As Sri Lanka slowly edges towards a new era of life without an ongoing military conflict, as we strive to piece together a nation torn apart by racial tensions, and as we work to raise ourselves out of the quagmire of national debt and poor quality of life, we can only hope that the mindset of violence will die a natural death too.

Perhaps we can kill off that genetic mutation in Sri Lankan men, as the final act of war?

This article is part of a writing assignment for Voices of Our Future, which is providing rigorous web 2.0 and new media training for 31 emerging women leaders. We are speaking out for social change from some of the most forgotten corners of the world. Meet Us.


Jennifer Ruwart's picture

Thought provoking piece


This is such a strong op-ed. It is thought-provoking, heart-breaking, and honest. You are boldly facing Sri Lanka's warts and saying enough. I agree with your opinion that Sri Lanka needs to start asking the right questions and quit reacting to empty outside pressures. Only by looking within for the solutions, can the healing begin.

Well done,

p.s. I LOVE your new picture.

Jennifer Ruwart
Chief Collaborator
JR Collaborations

Manori's picture


It was much easier to write than all the others... i dont know what that says about my writing skills! Maybe I'm meant to write op-eds and not other stuff!! :)

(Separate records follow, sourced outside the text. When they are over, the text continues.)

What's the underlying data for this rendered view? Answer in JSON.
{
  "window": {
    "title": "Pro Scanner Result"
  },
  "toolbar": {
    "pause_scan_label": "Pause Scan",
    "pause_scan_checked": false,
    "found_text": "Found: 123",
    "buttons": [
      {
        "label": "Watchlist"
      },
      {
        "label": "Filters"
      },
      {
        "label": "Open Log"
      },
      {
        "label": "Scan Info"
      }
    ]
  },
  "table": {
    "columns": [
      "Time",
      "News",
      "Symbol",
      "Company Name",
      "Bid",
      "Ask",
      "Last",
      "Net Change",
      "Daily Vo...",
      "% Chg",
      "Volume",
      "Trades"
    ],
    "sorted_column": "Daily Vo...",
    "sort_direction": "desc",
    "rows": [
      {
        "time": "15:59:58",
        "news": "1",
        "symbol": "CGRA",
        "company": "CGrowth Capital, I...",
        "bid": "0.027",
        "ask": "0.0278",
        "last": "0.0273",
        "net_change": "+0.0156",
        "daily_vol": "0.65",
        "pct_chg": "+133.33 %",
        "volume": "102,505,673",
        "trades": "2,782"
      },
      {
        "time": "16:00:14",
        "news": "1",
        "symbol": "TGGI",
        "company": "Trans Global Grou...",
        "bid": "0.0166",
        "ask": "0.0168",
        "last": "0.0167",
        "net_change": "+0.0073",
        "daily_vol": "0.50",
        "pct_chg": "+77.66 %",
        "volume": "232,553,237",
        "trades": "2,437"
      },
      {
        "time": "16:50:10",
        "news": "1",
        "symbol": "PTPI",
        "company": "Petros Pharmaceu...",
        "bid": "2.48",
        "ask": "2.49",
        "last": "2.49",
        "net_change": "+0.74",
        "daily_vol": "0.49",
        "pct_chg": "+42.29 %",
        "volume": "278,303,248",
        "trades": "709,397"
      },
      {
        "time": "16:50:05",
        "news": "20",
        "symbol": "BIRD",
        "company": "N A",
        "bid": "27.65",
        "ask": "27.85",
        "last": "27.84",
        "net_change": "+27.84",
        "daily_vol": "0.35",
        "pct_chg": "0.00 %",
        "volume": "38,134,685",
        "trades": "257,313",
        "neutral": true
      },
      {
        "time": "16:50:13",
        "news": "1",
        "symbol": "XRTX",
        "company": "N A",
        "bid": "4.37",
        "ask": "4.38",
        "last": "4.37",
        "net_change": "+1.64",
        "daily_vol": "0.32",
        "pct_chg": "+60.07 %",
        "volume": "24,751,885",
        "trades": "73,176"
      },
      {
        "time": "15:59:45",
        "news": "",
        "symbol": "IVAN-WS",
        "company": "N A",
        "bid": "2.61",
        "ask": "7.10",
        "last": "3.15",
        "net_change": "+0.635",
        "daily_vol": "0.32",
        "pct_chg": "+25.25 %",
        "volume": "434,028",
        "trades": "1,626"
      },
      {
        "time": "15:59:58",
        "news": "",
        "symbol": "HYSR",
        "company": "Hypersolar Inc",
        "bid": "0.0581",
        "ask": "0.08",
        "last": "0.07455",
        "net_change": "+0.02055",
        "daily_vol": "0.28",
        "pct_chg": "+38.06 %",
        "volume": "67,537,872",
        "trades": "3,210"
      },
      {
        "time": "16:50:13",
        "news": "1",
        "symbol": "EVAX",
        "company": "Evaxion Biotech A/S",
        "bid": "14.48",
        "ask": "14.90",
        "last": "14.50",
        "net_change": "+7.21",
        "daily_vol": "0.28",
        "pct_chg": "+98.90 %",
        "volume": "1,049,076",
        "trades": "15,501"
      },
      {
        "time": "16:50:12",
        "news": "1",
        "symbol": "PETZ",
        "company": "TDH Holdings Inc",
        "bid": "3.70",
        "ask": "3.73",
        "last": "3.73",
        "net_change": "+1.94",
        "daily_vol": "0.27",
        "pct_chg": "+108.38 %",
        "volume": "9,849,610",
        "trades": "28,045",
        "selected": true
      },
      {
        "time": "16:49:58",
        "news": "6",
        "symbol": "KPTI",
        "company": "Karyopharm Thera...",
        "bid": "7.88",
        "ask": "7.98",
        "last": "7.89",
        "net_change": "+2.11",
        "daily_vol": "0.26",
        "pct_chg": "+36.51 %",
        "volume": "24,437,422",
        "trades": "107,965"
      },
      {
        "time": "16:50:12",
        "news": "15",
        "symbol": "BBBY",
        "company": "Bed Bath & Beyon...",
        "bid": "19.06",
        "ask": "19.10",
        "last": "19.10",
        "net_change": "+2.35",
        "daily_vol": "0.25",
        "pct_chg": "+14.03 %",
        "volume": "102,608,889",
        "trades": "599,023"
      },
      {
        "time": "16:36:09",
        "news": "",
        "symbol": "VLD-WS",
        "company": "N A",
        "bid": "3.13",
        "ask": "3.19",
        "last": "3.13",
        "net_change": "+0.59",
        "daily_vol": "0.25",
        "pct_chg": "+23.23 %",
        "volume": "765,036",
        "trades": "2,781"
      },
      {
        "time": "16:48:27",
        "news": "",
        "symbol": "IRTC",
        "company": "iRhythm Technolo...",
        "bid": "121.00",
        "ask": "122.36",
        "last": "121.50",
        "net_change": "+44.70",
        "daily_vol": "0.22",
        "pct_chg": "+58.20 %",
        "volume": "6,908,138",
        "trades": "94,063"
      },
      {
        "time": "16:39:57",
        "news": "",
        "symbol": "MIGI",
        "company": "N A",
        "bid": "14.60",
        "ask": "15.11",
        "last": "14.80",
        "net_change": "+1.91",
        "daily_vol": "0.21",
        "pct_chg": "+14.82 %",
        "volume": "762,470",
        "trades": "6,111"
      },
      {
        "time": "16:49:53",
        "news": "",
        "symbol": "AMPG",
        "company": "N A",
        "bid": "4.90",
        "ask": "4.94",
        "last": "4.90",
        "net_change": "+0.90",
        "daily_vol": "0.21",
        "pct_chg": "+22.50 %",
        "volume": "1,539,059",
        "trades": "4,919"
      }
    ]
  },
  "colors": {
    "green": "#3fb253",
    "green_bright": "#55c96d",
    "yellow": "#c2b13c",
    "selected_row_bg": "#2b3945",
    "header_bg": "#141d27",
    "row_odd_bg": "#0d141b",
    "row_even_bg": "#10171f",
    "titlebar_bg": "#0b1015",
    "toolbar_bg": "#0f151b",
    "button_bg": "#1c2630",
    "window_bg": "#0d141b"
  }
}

The increasing mindset of violence is truly scary. Violent acts are now so commonplace they dont even register as an "incident" anymore - the complacency and acceptance is staggering, and i truly believe that if we dont address it now, we'll never be free of this mutation that has come on us. (i'm kind of an X-men fan, as you would probably have figured by now!!)

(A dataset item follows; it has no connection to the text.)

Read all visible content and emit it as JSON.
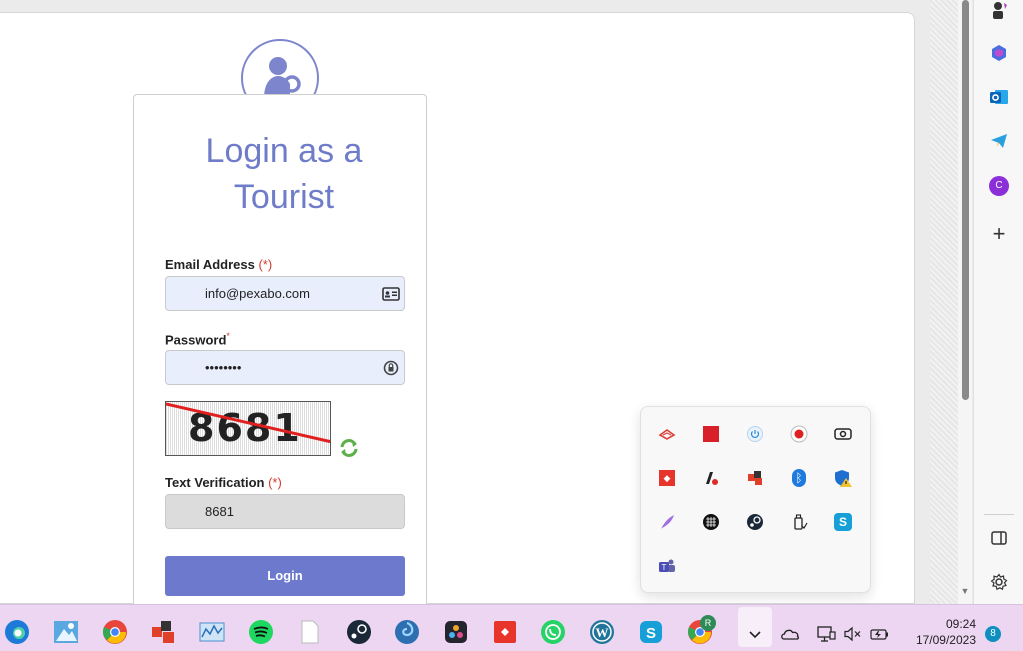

I thought my previous pix was a bit too western - figured I'll put one of me in a saree. But in cropping the pix, I've pretty much removed all evidence of wearing a saree!!!

I wrote to Scott in a panic when the pix didnt load up immediately - please ask him to disregard my email!

Take care,

Taur Orange's picture

Op-Ed: Mutant Gene

Hi there, Manori!
What a strong and unequivocating piece! You really shared your full "voice" with this one, Manori! Clear and controlled, while passionate and hard-hitting. I felt like you issued an activist call to arms to us all, not just to Sri Lankans. I was moved by this.


Amei's picture

Sri Lanka - a beautiful country

Hi Manori,

Written with power and touching.

Every time unrest/military conflict takes place in Sri Lanka, I am saddened. I have close connection to some awesome people from Sri Lanka since my childhood. I have visited several times on different occasions. Times of unrest were fearful during my visits and at times of peace it was a wonderful.

I hope without the military conflict, Sri Lanka achieve the best for its people and especially to women. My visit to Sri Lanka in Decemner 2009 was personal and I enjoyed the natural beauty.

Sincerely, Amei

Magazine »

Read global coverage through women's eyes

Inside Congo's Growing Sisterhood

Inside Congo's Growing Sisterhood

Community »

Connect with women on the ground worldwide

PAKISTAN: They Went to School and Never Came Back

PAKISTAN: They Went to School and Never Came Back

Campaigns »

Be heard at influential forums

WWW: Women Weave the Web

WWW: Women Weave the Web

Programs »

Help us train women citizen journalists

World Pulse Voices of Our Future

World Pulse Voices of Our Future

Blog »

Read the latest from World Pulse headquarters

Announcing Our Prize Winners!

Announcing Our Prize Winners!

Partners »

Join forces with our wide network of partners

Nobel Women's Initiative

Nobel Women's Initiative